In an alternative preferred embodiment, the assembly includes a separate device for each ear, with the two devices being maintained in mutual synchronization. At least three different preferred embodiments address this requirement. In one preferred embodiment the two devices are occasionally placed in communication with each other, by, for example, a first device being equipped with an infrared (IR) transmitter and the other device being equipped with an IR receiver. The user periodically places the two devices so that the IR transmitter is able to send a signal to the IR receive. In one variant a button is pushed to cause the IR transmitter to begin transmitting. The IR transmitter then transmits a timing sequence, which the IR receiver receives and sends to a synchronization unit that understands the received signal and sets the relative time of the second device accordingly.

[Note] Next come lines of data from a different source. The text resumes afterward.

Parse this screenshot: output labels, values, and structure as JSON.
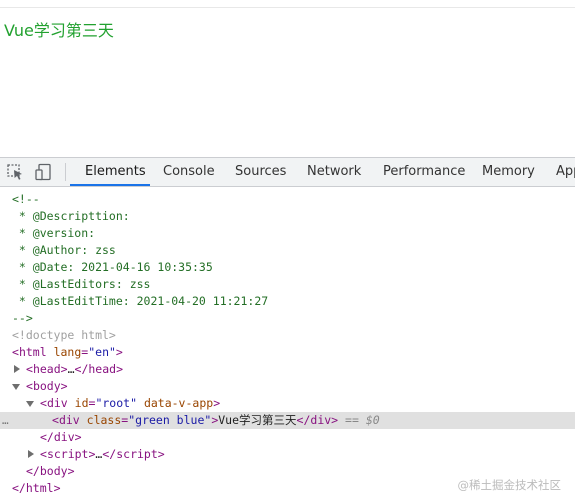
{
  "page": {
    "text": "Vue学习第三天"
  },
  "devtools": {
    "tabs": [
      {
        "label": "Elements",
        "active": true
      },
      {
        "label": "Console"
      },
      {
        "label": "Sources"
      },
      {
        "label": "Network"
      },
      {
        "label": "Performance"
      },
      {
        "label": "Memory"
      },
      {
        "label": "App"
      }
    ],
    "comment": [
      "<!--",
      " * @Descripttion:",
      " * @version:",
      " * @Author: zss",
      " * @Date: 2021-04-16 10:35:35",
      " * @LastEditors: zss",
      " * @LastEditTime: 2021-04-20 11:21:27",
      "-->"
    ],
    "doctype": "<!doctype html>",
    "html_tag": "html",
    "html_attr": "lang",
    "html_attr_val": "\"en\"",
    "head_tag": "head",
    "body_tag": "body",
    "div_tag": "div",
    "div_id_attr": "id",
    "div_id_val": "\"root\"",
    "div_extra_attr": "data-v-app",
    "inner_div_class_attr": "class",
    "inner_div_class_val": "\"green blue\"",
    "inner_text": "Vue学习第三天",
    "selected_suffix": "== $0",
    "script_tag": "script",
    "ellipsis": "…",
    "row_menu": "…"
  },
  "watermark": "@稀土掘金技术社区",
  "colors": {
    "page_text": "#22a12f",
    "tab_active_underline": "#1a73e8",
    "selected_row": "#e0e0e0"
  },
  "icons": [
    "inspect-element-icon",
    "device-toolbar-icon"
  ]
}
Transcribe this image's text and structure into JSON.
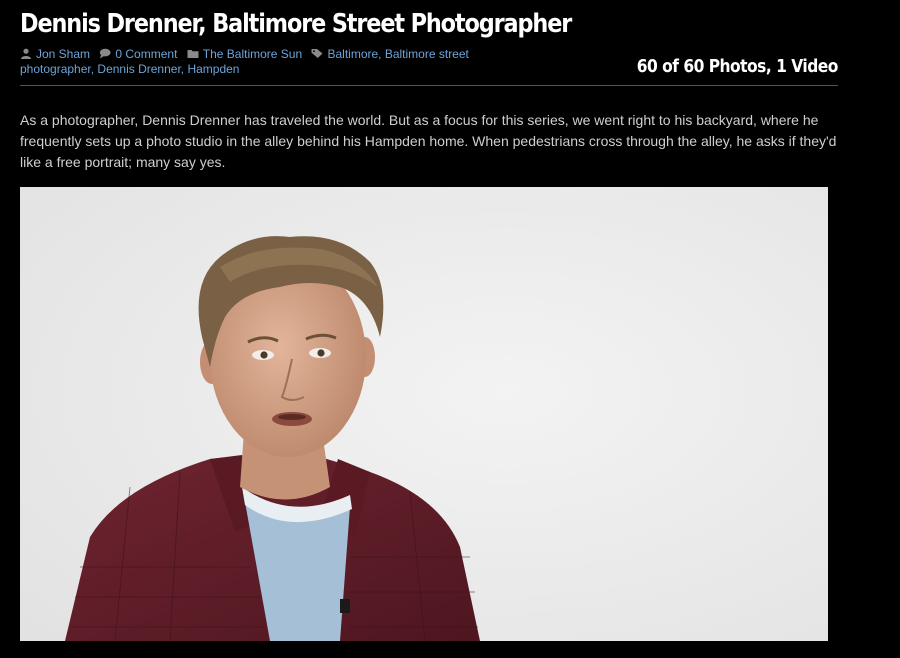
{
  "post": {
    "title": "Dennis Drenner, Baltimore Street Photographer",
    "author": "Jon Sham",
    "comments": "0 Comment",
    "category": "The Baltimore Sun",
    "tags": "Baltimore, Baltimore street photographer, Dennis Drenner, Hampden",
    "media_count": "60 of 60 Photos, 1 Video",
    "description": "As a photographer, Dennis Drenner has traveled the world. But as a focus for this series, we went right to his backyard, where he frequently sets up a photo studio in the alley behind his Hampden home. When pedestrians cross through the alley, he asks if they'd like a free portrait; many say yes."
  },
  "icons": {
    "author": "user-icon",
    "comments": "comment-bubble-icon",
    "category": "folder-icon",
    "tags": "tag-icon"
  },
  "colors": {
    "background": "#000000",
    "link": "#6da4d8",
    "body_text": "#cfcfcf",
    "title": "#ffffff"
  }
}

In another preferred embodiments the two devices are linked electrically by a plug and the synchronization information is passed electrically. In yet another embodiment, one of the devices includes a microphone, which is able to receive the sound signals from the first device, and can synchronize itself accordingly.

In another preferred embodiment alternating stimulation is applied to the eyes. This may be accomplished by way of special glasses having an LED mounted in each corner, where the arms meet the center portion of the frame. In yet another alternative preferred embodiment alternating side tactile stimulation is provided either by means of a special belt fitted about the abdomen or a special shirt.

In another alternative, auditory stimulation is applied to the skull, in places where it is known that sound waves travel easily to the ear and are heard. This technique has the advantage that the ears are left entirely un-occluded leaving the ears free for unimpeded hearing. Also, observers may not see any indication of an auditory device, and therefore will not call upon the user to explain the presence of the device. Also, if observers do not see the device there is no chance that they will conclude that the user is wearing an auditory device, such as an MPEG player, and will not draw any consequential negative inference.

While a number of exemplary aspects and embodiments have been discussed above, those of skill in the art will recognize certain modifications, permutations, additions and sub-combinations thereof. It is therefore intended that the following appended claims and claims hereafter introduced are interpreted to include all such modifications, permutations, additions and sub-combinations as are within their true spirit and scope.